Making this place into a farm is more akin to starting a farm in the wilderness because of the predator pressure in the area. Except for the 30 or so acres of pasture here, this farm was used as a hunting property and is mostly surrounded by other hunting properties. This means that the protection provided by being in a more traditional farming area where the land is mostly flat and cleared and fenced is nonexistent. Coyotes, grey fox, raccoon, bobcats, feral cats, stray dogs, possum, snakes, hawks and eagles live here in large numbers.
Out of the first 100 chickens I raised, only 68 made it to harvest or laying. This seemed unacceptable to me but I would rather not have chickens than keep them confined. The only solution was a good fence and some Livestock Guardian Dogs. I did some research and chose to get Great Pyrenees because of their size, disposition and local availability.
We kept them in the electronet with the chickens and our predator problem immediately stopped. Even as puppies, nothing would come near. They would occasionally playfully chase the chickens but I have never seen them hurt one. Now that they are older they don't play with the chickens anymore but spend the day sleeping or patrolling. I will go more in depth about the dogs in a separate section.
When raising birds, you can keep them in one place and bring food to them and carry the poop away, or move them often to a clean area. I would rather move animals than clean up poop. I also want the birds to forage for as much of their own food as possible. This means that I need a portable chicken coop with a mesh bottom for the poop to fall through. I wanted one big enough to comfortably house 50 birds with a nest box for between 5-7 hens per box. I also wanted it to be light enough to be moved by 1 person. The above shows the coop before the metal skin went on.
Shown above is the finished coop. Notice the 2 levels of 7 perches and the removable nest box cover over the 8 nest boxes. The top sides can be open or closed depending on the weather. The 1" mesh floor allows the poop to fall onto the grass below the coop. The 10" pneumatic tires make it so it can be moved by 1 person.
I thought it would be less stressful for the birds to let them come out of the brooder on their own so I put up electronet fencing around the brooder and the coop and opened up the brooder. After about 2 hours, I ended up getting into the brooder and moving the birds out of it that didn't want to leave. I moved them around in the yard at first before moving them into the pasture.

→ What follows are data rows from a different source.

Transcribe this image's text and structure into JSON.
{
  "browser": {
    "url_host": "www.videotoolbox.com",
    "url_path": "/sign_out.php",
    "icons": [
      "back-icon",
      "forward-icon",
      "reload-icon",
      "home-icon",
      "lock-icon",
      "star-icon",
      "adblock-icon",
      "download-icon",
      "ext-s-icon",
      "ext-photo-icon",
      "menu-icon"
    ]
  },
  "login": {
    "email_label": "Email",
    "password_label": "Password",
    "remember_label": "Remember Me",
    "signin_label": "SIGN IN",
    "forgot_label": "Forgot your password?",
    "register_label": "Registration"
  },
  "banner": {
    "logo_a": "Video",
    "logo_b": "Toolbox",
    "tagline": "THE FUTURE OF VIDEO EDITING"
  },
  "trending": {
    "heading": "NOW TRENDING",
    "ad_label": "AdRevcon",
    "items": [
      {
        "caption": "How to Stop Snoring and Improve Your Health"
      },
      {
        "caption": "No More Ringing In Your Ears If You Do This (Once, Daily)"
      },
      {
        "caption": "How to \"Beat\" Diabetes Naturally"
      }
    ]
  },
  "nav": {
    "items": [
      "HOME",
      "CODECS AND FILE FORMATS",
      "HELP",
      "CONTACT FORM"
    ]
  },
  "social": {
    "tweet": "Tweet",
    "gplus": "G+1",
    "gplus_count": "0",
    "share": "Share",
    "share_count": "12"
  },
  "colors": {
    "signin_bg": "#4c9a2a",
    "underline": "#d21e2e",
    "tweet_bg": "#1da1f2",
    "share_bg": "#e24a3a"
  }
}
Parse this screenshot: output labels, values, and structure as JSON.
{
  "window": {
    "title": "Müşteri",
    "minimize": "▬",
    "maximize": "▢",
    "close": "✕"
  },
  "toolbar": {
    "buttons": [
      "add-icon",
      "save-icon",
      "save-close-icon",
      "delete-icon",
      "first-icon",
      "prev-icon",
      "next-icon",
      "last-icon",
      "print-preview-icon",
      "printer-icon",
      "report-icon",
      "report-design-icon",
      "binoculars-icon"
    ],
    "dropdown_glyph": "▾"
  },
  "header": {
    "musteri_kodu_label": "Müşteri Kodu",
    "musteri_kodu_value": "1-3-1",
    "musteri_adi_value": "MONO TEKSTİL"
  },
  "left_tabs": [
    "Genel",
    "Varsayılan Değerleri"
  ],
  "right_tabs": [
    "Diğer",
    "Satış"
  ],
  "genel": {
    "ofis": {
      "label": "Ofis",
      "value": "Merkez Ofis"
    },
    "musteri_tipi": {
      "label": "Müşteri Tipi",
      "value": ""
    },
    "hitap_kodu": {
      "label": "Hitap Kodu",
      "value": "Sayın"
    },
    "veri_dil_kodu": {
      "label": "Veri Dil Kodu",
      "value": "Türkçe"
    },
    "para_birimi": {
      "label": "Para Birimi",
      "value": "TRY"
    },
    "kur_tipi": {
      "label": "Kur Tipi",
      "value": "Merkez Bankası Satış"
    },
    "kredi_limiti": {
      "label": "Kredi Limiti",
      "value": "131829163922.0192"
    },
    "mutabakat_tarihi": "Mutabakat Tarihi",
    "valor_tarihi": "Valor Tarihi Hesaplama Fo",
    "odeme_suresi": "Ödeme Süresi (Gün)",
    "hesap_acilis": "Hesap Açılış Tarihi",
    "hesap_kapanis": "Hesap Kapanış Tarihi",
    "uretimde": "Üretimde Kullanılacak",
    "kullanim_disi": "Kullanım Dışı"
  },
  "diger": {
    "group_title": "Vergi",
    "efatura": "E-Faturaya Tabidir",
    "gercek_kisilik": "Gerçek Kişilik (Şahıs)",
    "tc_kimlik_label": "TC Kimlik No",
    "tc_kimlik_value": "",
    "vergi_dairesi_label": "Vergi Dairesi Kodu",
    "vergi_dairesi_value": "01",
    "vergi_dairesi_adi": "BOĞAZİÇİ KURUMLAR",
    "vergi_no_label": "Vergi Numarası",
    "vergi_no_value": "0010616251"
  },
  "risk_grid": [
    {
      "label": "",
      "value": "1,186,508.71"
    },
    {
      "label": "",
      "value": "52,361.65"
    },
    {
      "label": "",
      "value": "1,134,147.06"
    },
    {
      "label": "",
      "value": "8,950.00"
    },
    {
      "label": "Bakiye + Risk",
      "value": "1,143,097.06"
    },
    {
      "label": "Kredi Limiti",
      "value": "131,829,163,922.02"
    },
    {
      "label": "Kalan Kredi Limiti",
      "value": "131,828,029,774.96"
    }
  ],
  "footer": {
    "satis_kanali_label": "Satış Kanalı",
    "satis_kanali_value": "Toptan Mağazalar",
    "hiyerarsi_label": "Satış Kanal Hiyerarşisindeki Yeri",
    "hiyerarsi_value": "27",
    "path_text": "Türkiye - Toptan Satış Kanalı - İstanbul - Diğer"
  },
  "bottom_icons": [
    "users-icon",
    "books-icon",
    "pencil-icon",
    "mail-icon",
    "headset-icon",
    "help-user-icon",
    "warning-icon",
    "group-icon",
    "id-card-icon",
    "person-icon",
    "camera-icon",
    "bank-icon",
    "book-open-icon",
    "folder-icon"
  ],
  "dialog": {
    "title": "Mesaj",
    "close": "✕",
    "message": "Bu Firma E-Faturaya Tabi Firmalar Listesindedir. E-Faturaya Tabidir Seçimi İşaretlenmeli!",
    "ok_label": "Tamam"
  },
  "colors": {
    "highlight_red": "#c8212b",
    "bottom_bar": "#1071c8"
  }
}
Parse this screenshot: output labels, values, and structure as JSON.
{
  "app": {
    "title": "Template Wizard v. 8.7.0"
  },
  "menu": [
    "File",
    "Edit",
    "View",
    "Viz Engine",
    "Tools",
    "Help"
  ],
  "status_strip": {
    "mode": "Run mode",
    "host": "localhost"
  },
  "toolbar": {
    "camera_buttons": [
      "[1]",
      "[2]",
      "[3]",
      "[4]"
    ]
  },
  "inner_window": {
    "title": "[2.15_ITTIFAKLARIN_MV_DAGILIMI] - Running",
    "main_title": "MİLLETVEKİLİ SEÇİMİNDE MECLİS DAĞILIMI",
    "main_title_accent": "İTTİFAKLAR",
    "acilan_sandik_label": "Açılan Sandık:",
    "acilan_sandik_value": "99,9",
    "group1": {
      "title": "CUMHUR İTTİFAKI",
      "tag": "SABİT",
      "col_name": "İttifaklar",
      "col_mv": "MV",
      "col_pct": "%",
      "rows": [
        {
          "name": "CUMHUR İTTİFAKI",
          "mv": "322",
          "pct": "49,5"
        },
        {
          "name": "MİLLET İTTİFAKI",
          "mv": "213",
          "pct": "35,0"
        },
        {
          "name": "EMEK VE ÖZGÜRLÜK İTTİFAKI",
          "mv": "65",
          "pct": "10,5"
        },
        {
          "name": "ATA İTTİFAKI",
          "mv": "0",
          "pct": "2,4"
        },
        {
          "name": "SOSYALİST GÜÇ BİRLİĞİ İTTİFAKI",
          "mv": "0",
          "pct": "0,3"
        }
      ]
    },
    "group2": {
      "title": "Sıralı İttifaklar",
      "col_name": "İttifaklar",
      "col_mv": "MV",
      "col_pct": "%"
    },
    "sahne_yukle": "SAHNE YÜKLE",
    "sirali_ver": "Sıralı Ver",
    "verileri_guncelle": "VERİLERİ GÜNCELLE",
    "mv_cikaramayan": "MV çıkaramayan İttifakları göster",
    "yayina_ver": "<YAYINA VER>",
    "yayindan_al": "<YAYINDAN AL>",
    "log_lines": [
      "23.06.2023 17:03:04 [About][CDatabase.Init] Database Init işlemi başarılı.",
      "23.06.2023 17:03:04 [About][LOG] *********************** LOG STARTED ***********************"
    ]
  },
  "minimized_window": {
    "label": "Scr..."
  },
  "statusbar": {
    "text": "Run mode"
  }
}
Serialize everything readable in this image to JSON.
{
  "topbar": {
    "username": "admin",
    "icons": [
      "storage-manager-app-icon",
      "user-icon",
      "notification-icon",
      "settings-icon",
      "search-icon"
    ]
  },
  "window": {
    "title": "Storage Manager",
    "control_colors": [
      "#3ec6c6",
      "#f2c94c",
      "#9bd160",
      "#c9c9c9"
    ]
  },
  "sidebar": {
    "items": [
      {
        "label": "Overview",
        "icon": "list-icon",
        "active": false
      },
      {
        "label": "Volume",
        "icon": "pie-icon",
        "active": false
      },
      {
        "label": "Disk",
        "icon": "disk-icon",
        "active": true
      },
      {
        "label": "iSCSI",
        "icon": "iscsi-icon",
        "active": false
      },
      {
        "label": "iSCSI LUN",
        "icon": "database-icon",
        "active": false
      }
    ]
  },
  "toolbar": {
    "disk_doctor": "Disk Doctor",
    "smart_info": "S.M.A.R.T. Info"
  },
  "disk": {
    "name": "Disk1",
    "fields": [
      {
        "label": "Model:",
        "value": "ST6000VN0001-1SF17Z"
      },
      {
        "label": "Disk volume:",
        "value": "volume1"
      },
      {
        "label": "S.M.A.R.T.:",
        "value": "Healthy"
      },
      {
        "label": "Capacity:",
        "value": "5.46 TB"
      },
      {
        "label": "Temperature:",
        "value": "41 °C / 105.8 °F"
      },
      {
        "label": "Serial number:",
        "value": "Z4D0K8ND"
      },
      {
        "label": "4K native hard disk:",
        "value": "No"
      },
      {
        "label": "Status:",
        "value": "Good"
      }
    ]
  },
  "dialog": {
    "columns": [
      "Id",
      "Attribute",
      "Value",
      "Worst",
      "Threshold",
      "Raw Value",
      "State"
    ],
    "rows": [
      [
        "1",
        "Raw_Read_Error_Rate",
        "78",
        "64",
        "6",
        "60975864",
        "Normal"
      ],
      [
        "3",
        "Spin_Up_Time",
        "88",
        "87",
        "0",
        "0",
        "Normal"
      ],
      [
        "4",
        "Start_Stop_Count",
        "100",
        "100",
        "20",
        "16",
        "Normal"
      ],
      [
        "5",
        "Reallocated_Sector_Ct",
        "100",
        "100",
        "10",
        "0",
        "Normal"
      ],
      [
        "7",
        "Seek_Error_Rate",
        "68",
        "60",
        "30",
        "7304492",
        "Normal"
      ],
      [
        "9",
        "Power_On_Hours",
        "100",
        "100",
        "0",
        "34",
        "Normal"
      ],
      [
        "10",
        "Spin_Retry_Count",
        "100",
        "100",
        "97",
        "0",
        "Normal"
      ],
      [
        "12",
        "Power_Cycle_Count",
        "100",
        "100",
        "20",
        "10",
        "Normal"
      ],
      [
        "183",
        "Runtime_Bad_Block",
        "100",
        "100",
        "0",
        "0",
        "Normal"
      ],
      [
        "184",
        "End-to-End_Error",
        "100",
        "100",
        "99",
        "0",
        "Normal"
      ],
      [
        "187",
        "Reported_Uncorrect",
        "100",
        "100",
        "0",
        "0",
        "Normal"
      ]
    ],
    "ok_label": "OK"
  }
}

I highly recommend not doing it this way. The birds got used to being near the house, and it has been somewhat inconvenient ever since. Even 2 years later we still have 4 birds which refuse to go to the coop at night and sleep on the back porch. I now take the chicks out of the brooder in a cardboard box and carry them to the coop which should be FAR from the house. I then feed and water them in the coop for a few days after which they happily go into the coop on their own at night and (mostly) stay away from the house.
Before getting our chicks, we needed a brooder where they could live until they were mature enough to survive outside. Our brooder shown above is 8'x8' which could theoretically fit 120 chicks at 1/2 a square foot per bird. We filled it to about 10" deep with sawdust from a local sawmill. The sawdust will absorb the bird droppings and hold the birds off of the cold ground.
This is what 10 bucks will get here locally after filling the brooder 8'x8'x10"deep. What a great resource!
Here is the brooder with the metal sides on ready for birds. The feeder is my own design made from 3" pvc and a 2x4. The tall white cylinder is a hover made from some plastic wall covering I found laying around. The heat lamp shines directly into it and it will be much warmer (90-100 degrees F) than the rest of the brooder. It has a hole cut in the side so the chicks can go to where the temp suits them best. The waterer was bought at the co-op and I eventually hung it off the ground to keep it cleaner.
We got our first 50 Black Jersey Giants from Mount Healthy Hatchery and brought them home from the post office. The cookie sheet above is full of creek sand covered in feed to get grit into the bird right away as this is how they "chew" their food. As you can see, they mill around from the food and water to the hover to warm up. They stayed in the brooder about 4 weeks until they were feathered out enough to handle the cool early spring night temps. The next post will get into the mobile coop construction and moving the birds into it.